■ TASK TO CARRY OUT
How many lines of these records hold the string "self"? Reply with the number alone.

■ Saved data entries
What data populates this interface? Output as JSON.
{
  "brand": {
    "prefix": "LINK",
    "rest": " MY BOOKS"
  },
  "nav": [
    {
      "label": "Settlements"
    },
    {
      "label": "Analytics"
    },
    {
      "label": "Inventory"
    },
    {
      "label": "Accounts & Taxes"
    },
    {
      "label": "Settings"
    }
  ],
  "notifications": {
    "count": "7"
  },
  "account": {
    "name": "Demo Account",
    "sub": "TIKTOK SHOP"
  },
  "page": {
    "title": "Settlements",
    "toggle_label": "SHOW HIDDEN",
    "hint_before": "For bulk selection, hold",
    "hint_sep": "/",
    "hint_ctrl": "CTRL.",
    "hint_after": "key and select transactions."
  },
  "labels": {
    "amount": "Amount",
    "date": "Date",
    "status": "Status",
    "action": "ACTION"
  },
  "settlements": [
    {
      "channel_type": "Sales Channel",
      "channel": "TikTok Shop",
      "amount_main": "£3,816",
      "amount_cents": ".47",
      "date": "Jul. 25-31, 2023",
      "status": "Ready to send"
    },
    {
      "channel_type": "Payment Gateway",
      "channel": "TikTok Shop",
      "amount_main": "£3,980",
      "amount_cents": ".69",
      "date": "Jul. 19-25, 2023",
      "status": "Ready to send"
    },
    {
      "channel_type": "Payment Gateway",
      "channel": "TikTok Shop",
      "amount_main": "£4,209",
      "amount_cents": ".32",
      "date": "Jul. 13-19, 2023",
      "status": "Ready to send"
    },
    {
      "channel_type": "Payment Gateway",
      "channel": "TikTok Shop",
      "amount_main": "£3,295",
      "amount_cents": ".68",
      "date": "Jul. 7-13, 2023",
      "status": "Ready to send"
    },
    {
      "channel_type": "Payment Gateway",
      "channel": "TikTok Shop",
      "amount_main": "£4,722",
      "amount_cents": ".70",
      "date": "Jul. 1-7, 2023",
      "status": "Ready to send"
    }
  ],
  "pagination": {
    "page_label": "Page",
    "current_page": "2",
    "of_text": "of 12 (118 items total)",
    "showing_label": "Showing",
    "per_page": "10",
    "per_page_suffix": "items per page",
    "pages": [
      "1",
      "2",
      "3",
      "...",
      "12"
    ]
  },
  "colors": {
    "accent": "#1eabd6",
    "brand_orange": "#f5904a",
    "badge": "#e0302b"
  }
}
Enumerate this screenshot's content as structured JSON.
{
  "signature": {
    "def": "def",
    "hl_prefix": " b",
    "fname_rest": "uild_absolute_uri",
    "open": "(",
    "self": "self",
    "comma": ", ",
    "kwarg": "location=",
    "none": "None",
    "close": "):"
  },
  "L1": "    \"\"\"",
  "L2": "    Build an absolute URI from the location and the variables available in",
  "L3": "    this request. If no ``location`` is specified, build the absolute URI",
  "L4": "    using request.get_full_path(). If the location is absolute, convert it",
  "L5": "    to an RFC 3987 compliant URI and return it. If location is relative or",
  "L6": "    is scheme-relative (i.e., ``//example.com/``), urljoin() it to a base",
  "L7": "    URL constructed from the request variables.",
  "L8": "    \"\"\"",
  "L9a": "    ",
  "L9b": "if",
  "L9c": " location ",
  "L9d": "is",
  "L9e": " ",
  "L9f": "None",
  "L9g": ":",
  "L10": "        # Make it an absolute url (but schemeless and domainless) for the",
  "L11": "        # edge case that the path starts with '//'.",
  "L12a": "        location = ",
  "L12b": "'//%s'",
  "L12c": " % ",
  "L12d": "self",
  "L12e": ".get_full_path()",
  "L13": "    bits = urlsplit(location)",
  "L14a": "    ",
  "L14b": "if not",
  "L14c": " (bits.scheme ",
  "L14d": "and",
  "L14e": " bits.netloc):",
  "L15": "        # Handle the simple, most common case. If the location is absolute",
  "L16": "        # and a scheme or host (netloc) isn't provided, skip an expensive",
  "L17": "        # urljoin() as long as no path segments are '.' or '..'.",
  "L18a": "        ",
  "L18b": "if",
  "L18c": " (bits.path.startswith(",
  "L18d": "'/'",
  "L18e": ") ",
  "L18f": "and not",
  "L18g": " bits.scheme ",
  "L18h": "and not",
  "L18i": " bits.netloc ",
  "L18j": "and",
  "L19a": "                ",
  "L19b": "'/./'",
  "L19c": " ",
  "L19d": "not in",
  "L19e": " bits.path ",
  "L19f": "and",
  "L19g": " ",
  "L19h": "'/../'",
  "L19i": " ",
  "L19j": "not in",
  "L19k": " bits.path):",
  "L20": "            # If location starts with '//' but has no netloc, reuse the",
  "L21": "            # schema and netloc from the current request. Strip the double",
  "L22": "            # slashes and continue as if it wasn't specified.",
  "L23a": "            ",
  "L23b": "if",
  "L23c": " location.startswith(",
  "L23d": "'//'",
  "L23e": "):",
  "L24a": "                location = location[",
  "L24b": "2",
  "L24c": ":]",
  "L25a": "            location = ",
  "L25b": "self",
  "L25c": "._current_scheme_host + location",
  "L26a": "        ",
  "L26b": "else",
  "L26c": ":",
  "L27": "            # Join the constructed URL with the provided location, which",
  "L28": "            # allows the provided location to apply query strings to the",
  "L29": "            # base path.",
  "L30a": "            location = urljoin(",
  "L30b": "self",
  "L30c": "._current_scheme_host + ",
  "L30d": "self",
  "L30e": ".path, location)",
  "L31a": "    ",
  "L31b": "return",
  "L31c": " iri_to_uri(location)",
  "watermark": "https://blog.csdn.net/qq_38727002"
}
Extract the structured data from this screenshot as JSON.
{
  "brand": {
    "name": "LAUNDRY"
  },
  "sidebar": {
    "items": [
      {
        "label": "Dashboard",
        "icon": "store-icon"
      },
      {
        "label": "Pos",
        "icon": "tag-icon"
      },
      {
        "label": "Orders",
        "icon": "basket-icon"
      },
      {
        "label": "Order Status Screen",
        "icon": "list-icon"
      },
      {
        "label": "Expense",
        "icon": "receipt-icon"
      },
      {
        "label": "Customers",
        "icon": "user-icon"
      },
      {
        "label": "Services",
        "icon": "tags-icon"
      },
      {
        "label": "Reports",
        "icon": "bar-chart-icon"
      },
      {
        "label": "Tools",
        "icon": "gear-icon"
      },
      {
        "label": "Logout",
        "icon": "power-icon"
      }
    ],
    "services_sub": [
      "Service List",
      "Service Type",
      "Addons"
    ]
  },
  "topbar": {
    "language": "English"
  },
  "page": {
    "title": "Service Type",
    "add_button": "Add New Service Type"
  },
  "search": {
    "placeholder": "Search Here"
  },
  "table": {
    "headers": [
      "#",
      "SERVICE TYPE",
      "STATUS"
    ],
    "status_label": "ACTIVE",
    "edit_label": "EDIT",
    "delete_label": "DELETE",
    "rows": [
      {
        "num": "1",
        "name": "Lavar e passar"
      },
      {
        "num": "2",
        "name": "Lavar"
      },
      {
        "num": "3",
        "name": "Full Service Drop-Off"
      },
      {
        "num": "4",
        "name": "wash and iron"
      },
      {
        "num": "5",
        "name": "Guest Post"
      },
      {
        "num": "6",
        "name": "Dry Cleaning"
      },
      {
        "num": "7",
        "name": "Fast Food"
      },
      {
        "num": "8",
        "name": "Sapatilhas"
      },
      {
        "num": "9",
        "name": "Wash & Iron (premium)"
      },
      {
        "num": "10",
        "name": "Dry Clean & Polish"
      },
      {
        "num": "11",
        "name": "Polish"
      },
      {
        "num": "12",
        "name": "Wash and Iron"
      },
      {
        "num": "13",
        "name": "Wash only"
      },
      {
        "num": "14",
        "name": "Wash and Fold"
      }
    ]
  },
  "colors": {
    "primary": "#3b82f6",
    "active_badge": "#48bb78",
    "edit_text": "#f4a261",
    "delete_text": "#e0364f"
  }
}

■ WRITTEN ANSWER
5